■ EXERCISE REQUIREMENTS:
From the data below, copy out every line in which the word "true" occurs.
*** Opening of RECORDS FOR THE TASK ***
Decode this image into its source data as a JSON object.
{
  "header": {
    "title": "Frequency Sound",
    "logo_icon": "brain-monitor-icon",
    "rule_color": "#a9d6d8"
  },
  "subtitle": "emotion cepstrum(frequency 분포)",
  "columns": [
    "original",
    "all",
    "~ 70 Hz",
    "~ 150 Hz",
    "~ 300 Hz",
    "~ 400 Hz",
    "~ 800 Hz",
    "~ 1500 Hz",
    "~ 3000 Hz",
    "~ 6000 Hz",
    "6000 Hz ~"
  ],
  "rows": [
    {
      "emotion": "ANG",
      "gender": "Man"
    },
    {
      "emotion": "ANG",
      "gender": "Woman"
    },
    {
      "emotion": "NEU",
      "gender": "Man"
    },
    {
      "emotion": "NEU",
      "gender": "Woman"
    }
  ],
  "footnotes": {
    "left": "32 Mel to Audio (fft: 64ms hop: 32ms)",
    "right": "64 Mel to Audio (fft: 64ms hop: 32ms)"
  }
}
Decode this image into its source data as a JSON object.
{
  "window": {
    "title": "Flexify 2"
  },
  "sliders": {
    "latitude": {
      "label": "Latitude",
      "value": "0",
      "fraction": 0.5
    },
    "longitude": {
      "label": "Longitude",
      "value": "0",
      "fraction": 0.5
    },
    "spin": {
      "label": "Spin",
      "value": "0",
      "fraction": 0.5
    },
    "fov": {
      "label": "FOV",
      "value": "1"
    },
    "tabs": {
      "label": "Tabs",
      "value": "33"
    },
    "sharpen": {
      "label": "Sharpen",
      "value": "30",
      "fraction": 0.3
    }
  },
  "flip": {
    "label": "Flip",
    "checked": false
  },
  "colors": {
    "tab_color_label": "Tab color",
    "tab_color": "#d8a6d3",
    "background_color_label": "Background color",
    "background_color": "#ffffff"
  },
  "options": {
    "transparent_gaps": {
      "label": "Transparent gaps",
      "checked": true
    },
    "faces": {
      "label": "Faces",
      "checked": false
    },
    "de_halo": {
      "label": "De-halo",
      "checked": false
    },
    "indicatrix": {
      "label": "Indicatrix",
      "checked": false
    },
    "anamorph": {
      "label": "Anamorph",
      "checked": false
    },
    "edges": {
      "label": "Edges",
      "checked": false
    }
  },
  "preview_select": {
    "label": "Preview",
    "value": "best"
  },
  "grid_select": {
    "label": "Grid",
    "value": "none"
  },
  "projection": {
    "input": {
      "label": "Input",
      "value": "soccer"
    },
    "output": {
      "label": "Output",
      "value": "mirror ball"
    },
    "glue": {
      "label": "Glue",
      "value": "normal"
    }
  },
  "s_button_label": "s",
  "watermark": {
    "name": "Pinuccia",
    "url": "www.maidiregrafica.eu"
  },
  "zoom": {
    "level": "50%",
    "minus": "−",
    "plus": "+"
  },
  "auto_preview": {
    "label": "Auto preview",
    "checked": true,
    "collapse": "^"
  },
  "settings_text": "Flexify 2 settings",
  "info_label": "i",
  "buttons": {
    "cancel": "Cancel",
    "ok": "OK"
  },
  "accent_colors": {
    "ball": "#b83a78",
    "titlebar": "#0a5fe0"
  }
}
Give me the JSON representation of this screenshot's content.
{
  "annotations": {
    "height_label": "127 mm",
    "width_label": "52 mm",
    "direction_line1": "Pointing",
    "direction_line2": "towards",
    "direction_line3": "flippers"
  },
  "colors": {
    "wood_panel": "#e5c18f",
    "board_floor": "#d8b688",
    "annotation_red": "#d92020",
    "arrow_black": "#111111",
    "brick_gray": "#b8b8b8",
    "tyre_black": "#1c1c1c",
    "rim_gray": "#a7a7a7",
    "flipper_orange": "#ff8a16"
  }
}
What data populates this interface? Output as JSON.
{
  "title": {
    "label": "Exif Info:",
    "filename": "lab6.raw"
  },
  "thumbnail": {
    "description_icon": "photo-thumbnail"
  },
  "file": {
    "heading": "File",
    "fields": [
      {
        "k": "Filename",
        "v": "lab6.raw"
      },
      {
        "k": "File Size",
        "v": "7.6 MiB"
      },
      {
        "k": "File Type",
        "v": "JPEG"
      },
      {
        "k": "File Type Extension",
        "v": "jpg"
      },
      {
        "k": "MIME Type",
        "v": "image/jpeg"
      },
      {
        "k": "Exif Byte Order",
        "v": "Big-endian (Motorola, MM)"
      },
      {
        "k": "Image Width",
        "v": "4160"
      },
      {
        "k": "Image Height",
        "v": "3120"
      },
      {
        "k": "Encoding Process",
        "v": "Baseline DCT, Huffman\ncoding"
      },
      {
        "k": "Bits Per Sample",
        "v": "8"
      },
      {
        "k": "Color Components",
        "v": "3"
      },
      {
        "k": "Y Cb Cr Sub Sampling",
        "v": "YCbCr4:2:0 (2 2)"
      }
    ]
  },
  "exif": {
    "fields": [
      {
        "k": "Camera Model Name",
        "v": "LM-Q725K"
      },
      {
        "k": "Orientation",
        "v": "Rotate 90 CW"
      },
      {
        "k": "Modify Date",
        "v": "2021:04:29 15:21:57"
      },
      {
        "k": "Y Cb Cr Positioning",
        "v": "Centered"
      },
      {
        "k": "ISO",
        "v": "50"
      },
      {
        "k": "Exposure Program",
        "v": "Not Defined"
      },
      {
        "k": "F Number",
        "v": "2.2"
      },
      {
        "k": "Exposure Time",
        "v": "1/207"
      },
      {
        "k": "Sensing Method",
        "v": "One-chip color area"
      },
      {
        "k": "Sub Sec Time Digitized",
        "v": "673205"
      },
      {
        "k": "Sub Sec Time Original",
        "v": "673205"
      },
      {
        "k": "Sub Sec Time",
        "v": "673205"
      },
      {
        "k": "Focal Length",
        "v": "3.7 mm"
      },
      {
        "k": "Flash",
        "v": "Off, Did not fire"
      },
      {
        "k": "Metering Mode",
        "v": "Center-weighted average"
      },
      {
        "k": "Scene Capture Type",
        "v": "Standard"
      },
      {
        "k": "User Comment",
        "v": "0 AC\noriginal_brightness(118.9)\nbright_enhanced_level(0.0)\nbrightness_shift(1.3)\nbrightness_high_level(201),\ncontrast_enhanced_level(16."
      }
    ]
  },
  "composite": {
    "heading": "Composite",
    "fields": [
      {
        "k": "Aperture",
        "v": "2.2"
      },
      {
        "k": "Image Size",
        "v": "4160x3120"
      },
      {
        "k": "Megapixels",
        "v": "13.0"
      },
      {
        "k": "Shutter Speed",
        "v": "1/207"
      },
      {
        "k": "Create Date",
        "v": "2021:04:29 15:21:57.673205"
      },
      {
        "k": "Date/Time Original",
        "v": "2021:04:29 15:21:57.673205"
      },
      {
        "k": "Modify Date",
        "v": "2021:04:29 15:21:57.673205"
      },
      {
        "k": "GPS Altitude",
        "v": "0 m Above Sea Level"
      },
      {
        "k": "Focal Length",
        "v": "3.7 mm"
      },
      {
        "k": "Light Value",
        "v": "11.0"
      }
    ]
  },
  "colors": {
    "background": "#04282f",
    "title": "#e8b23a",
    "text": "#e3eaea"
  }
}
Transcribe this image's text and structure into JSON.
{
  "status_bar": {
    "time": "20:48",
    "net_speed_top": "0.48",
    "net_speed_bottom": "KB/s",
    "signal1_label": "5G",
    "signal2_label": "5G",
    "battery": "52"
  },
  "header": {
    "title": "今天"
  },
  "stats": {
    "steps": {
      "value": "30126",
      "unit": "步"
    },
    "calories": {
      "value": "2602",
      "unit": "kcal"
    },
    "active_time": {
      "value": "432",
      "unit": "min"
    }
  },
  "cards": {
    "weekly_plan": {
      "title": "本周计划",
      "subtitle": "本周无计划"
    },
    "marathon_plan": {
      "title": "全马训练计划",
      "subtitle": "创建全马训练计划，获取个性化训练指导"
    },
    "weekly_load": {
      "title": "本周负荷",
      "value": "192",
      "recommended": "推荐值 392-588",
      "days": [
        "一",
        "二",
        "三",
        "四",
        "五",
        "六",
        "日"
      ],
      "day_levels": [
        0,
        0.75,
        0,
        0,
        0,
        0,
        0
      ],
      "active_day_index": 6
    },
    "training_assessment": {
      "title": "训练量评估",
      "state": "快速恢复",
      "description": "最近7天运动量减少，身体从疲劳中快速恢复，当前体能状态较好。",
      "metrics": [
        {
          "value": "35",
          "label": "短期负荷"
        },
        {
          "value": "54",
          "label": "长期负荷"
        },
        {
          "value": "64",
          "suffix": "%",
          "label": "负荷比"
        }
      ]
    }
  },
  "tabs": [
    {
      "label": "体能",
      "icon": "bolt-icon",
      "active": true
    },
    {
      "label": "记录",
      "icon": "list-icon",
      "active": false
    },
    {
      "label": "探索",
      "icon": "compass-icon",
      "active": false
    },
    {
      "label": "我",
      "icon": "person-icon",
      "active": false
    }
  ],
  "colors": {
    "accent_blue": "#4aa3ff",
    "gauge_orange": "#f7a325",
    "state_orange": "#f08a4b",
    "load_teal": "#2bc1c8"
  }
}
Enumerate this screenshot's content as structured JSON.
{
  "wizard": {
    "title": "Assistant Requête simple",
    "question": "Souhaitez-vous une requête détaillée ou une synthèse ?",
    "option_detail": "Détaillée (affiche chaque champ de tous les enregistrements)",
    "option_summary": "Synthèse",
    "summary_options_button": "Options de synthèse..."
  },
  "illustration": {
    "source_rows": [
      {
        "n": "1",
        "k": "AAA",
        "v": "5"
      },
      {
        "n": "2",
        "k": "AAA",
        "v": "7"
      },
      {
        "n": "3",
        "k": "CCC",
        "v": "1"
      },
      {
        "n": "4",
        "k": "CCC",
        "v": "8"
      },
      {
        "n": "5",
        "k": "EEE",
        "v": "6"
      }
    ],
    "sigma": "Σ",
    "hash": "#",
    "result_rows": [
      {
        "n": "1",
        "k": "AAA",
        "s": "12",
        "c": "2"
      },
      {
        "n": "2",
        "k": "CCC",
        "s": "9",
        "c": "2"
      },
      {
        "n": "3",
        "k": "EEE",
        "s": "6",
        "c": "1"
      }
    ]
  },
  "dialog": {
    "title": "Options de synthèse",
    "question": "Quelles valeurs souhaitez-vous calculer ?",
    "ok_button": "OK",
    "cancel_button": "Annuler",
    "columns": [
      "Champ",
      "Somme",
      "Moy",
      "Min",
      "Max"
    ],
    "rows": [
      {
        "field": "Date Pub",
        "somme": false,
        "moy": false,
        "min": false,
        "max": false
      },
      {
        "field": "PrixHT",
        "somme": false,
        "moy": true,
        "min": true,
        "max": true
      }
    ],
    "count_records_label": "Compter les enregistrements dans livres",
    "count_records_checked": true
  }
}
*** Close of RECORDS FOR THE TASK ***
■ TASK SOLUTION:
      "checked": true
    "checked": true,
      "active": true
        "moy": true,
        "min": true,
        "max": true
    "count_records_checked": true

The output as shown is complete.